This month should be no different. I can already hear, like the distant hoofbeats of an approaching cavalry, the letters we’ll get regarding our cover story about rocker-cum-right-wing-squawker Ted Nugent. A passel or two will likely find fault with the Nuge’s brand of defiant, gun-toting, dog-eat-dog conservatism. Another will probably take issue with his violent and obscenity-laced language (which cannot, in good conscience, be scrubbed from a story that aims to take accurate measure of the man—sorry). Animal rights supporters will find much to object to in the Tedator’s ferocious advocacy of hunting, and there may even be some hunters who wish to dissent from his ferocity. Then there will be that portion of the mail that simply bashes his guitar playing.
But in the hurly-burly pace of modern life, sometimes you just don’t have time to harangue an editor. You read a story in a magazine and feel compelled to lodge a complaint with the dimwits who produced it, but before you can get a letter off, your attention is drawn to more-pressing matters, and after a few days your hackles are down and the whole thing has slipped away and joined the list of Things You Were Going to Do. For us, nothing is more tragic than the idea of an unwritten letter to the editor. We want to know how you feel. Reader mail, especially of the irate variety, is extremely important to us, and I would hate to think of anyone not responding to this month’s cover story simply because he was too busy to write.
Therefore, I have created a template so that readers who are worked up about our decision to put the Nuge on the cover with a submachine gun can more easily express their feelings (the template also accommodates the pro-Ted readers who wish to celebrate our choice). All you have to do is cut out the passage below, fill in the blanks, and drop the whole thing in the nearest mailbox. We will happily publish the results in an upcoming issue. Download a PDF of the template.

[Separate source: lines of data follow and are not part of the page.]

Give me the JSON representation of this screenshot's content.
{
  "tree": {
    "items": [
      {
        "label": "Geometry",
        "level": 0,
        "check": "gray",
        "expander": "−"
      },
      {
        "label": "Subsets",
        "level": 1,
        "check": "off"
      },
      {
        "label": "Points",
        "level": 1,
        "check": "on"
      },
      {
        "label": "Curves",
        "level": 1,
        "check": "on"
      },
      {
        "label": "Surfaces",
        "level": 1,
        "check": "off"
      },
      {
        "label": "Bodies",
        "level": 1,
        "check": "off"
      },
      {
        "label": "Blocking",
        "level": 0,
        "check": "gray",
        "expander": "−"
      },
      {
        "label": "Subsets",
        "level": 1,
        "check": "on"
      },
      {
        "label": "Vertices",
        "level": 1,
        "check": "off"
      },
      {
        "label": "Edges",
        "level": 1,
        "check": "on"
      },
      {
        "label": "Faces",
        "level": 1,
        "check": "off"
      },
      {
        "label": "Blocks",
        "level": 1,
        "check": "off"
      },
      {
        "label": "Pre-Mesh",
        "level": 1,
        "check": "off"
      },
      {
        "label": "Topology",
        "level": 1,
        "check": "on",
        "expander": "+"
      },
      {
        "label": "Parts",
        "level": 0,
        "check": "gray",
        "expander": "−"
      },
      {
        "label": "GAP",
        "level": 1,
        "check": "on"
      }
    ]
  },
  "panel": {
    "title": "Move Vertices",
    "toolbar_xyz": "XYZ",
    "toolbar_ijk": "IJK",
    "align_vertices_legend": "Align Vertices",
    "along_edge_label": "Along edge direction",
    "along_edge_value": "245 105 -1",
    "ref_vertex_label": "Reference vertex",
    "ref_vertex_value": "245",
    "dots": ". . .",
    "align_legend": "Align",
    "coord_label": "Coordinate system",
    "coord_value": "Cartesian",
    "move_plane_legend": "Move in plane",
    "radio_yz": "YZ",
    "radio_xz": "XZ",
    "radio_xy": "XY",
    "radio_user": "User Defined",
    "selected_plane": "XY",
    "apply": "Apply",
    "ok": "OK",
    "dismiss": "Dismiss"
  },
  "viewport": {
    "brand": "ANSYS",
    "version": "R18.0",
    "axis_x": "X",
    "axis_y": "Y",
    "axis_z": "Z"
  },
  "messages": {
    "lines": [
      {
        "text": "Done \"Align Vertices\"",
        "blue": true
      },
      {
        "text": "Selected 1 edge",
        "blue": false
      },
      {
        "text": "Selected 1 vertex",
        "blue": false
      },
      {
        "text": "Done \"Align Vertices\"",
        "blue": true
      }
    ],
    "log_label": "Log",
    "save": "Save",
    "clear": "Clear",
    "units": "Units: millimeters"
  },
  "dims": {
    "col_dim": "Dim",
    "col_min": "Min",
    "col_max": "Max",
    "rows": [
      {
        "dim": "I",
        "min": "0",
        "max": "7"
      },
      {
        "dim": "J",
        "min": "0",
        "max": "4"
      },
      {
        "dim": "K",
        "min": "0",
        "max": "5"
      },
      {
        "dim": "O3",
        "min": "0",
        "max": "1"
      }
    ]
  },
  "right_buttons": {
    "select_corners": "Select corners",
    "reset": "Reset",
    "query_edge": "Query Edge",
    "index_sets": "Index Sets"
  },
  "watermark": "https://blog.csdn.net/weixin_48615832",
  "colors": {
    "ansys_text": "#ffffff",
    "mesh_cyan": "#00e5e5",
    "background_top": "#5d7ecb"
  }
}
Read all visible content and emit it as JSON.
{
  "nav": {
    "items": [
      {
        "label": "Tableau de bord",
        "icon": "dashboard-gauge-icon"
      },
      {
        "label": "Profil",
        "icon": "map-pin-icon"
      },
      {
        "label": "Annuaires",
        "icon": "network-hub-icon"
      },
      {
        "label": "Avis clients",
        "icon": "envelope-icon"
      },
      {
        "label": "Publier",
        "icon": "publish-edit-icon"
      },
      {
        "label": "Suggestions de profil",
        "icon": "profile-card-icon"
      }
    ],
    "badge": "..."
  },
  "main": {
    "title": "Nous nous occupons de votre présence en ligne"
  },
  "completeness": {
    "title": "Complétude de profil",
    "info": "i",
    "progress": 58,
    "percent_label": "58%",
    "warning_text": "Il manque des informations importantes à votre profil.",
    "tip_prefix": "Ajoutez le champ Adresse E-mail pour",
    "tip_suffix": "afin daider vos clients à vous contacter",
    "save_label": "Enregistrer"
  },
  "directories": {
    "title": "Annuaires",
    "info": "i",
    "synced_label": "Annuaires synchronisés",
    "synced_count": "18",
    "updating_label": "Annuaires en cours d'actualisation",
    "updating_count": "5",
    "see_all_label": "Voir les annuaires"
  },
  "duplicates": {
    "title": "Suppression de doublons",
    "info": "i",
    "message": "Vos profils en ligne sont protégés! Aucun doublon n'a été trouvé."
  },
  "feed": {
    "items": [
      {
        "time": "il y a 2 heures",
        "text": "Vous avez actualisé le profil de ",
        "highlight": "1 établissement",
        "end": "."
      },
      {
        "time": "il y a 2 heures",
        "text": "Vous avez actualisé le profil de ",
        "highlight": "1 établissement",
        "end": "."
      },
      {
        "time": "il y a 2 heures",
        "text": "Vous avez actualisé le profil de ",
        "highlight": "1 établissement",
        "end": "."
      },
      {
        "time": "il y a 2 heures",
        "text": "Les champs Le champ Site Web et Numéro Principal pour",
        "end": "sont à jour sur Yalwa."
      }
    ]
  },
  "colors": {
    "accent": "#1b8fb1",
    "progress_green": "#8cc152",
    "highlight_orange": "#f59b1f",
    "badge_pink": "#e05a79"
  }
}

As always, we look forward to hearing from you.
The fifty best hamburgers in Texas (which, by the way, is the birthplace of the burger—more on that too), senior editor Michael Hall’s profile of Judge Sharon Keller, executive editor Skip Hollandsworth’s dark tale of a southeast Texas dogfighting ring, and executive editor Mimi Swartz’s take on the Houston mayor’s race.